The Old Religions

One of the earliest religions was called Animism, which is the belief that everything has a spirit. The wind, the river, the mountain, the bear, the squirrel, everything. Even abstract concepts such as leadership and hunting had spirits. We can see this in ancient cave paintings of horned figures and carvings of small figures. An important spirit to the early humans was the spirit of hunting, often depicted in cave paintings as a horned figure. This God of Hunting was revered, and rituals were performed before great hunts in the hope that he (and we base the idea of ‘he’ off the fact that typically only the male animals had horns) would show favor to the humans. And the so the God of Hunting or the Horned God became very important, and he shows up in many cultures in many forms, from Cernunnos to Pan to Freyja (who carries an antler).

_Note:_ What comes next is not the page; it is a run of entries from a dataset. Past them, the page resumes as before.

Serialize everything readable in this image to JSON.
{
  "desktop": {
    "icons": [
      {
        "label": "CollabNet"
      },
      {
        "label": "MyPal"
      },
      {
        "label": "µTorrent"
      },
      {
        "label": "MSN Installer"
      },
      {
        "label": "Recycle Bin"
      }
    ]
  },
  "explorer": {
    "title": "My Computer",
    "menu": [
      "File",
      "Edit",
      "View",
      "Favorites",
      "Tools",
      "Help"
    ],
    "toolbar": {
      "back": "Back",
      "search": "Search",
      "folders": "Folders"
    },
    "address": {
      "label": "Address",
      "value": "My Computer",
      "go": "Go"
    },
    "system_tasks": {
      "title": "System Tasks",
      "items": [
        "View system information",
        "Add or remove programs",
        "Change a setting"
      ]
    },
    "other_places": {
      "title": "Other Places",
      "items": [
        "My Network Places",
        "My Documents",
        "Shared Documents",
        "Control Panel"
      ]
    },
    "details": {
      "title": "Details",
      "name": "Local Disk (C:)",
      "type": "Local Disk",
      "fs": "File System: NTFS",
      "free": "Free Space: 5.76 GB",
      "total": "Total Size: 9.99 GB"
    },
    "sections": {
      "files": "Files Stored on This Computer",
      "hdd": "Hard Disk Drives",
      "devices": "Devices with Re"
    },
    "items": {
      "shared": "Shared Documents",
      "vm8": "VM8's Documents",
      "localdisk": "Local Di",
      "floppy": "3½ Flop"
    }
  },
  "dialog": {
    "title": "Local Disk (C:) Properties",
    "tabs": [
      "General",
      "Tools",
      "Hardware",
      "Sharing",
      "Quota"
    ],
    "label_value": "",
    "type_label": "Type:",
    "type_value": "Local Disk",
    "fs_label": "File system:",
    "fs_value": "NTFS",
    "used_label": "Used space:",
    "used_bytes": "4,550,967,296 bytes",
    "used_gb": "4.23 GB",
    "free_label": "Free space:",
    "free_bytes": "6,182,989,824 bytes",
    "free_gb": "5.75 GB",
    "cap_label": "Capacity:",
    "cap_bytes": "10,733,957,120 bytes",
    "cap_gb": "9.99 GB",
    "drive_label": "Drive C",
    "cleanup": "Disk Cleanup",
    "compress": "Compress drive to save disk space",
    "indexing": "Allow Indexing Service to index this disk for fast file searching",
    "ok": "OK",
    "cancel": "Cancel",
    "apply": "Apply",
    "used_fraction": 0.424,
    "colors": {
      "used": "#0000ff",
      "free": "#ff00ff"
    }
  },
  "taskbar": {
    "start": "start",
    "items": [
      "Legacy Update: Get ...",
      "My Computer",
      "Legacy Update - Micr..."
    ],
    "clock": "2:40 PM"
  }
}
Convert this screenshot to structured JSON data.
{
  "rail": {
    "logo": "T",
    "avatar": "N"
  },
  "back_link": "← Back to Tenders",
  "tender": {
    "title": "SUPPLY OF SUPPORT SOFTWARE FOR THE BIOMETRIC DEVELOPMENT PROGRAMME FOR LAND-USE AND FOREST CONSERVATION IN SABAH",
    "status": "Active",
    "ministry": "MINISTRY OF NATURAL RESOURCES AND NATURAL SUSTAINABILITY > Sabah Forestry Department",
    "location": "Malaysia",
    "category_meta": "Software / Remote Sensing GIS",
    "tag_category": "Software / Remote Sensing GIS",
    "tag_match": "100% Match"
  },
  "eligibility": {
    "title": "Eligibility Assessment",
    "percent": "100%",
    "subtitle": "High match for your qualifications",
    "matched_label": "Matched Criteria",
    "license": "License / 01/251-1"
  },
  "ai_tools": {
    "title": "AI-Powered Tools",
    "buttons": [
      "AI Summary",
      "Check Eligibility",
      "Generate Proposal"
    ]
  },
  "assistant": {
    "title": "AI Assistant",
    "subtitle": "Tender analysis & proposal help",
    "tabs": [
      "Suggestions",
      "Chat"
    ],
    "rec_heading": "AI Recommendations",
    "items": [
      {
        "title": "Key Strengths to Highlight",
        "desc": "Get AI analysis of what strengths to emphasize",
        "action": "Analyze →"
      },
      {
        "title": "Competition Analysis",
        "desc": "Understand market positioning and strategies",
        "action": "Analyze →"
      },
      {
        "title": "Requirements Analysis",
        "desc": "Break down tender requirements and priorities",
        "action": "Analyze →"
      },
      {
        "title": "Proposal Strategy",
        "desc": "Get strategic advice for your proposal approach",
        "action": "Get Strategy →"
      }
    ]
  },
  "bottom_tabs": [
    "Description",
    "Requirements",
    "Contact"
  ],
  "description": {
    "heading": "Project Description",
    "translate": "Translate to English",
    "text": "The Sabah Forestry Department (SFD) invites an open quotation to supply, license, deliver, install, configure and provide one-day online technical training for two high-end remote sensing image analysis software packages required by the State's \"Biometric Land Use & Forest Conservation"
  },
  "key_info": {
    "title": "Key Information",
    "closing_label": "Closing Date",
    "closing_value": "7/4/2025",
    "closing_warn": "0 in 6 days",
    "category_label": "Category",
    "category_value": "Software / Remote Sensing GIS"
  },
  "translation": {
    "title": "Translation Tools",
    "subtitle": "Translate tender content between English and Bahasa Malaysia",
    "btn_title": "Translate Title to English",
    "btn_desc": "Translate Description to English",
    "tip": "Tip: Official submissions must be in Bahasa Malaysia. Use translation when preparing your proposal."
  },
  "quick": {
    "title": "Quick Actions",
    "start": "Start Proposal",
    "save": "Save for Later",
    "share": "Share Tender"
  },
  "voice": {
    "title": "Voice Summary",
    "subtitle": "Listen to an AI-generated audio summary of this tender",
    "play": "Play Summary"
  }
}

The survival of the hunters and gatherers of the paleolithic times depended heavily on being able to reproduce, and on the reproduction of the herds they hunted. Like all other things, fertility also had an incarnation, and the Goddess of Fertility become important. Without her, without the Mother Goddess, the people and the animals would die out. The Mother Goddess is seen in ancient carvings of ivory and limestone, called the Venus figures, with exaggerated reproductive organs. As humans developed agriculture, this Goddess became even more important, and she is seen in every cultures, sometimes multiple times in the same culture, from Freya, to Demeter, to Isis.

Humans eventually developed the theory of the afterlife, and this can be seen especially in the Gravettians, who are some of the earliest known people to have practiced burials of the dead, often coloring them with red ochre and placing them in the fetal position, ready for a rebirth. One theory (of many) of how this concept was conceived is dreams: after death, a loved one appeared to be sleeping, and the people knew that when they slept, they dreamed. But to them, this dream world was not an imaginary place, but a real one, and upon death you left your body and stayed there. The God of the Hunt also became the God of Death and Rebirth. We can see that in Woden, Cernunnos, and Osiris.

As these early religions developed, they became more complex, and hierarchies of the spirits formed. The God of Hunting and the Mother Goddess usually took a place at the top, but as societies become more autocratic, the ‘head’ god often became a god of sovereignty and nobility, such as Odin or Jupiter, and the God of the Hunt remained in the wild. The Mother Goddess, however, maintained her status, from Frigga to Juno. As civilizations spread and changed and advanced, the roles of the Gods became ever more complex, and they were no longer simply the God of the Hunt or the Mother Goddess, but like humans, took up many facets. Thunor is a God of Protection and of the Harvest. Woden is a God of Death, Wisdom, War, Poetry, and much more.

At the lower end of the hierarchy the spirits of the land were seen on a more personal level. Essentially still animism, these spirits were known as Elves, Alfar, Dryads, Nymphs, Fae, and many other names. Although not necessarily elevated to what we might consider a ‘God’, these spirits were still divine. This idea that all things are divine, from the higher Gods to the common Spirits, is still a tenet of Wicca today.

The complexity of the spirit world meant that there would be those who could understand it better, and these people became priests of the divine Nature, known variably as shamans, medicine men, druids, etc. In Saxon times, they were known as the wicce (female) and wicca (male). We believe that we are priests of nature, and so we are known today as the (now gender-neutral) Wicca, or Witches in modern English (as opposed to Old English). The ability to take herbs and transfer their divine qualities to another, or the ability to commune with the spirits of the land, were defining features of this priesthood. These defining features, however, would be turned against them as Christianity became dominate and swept across Europe, and the witch trials began.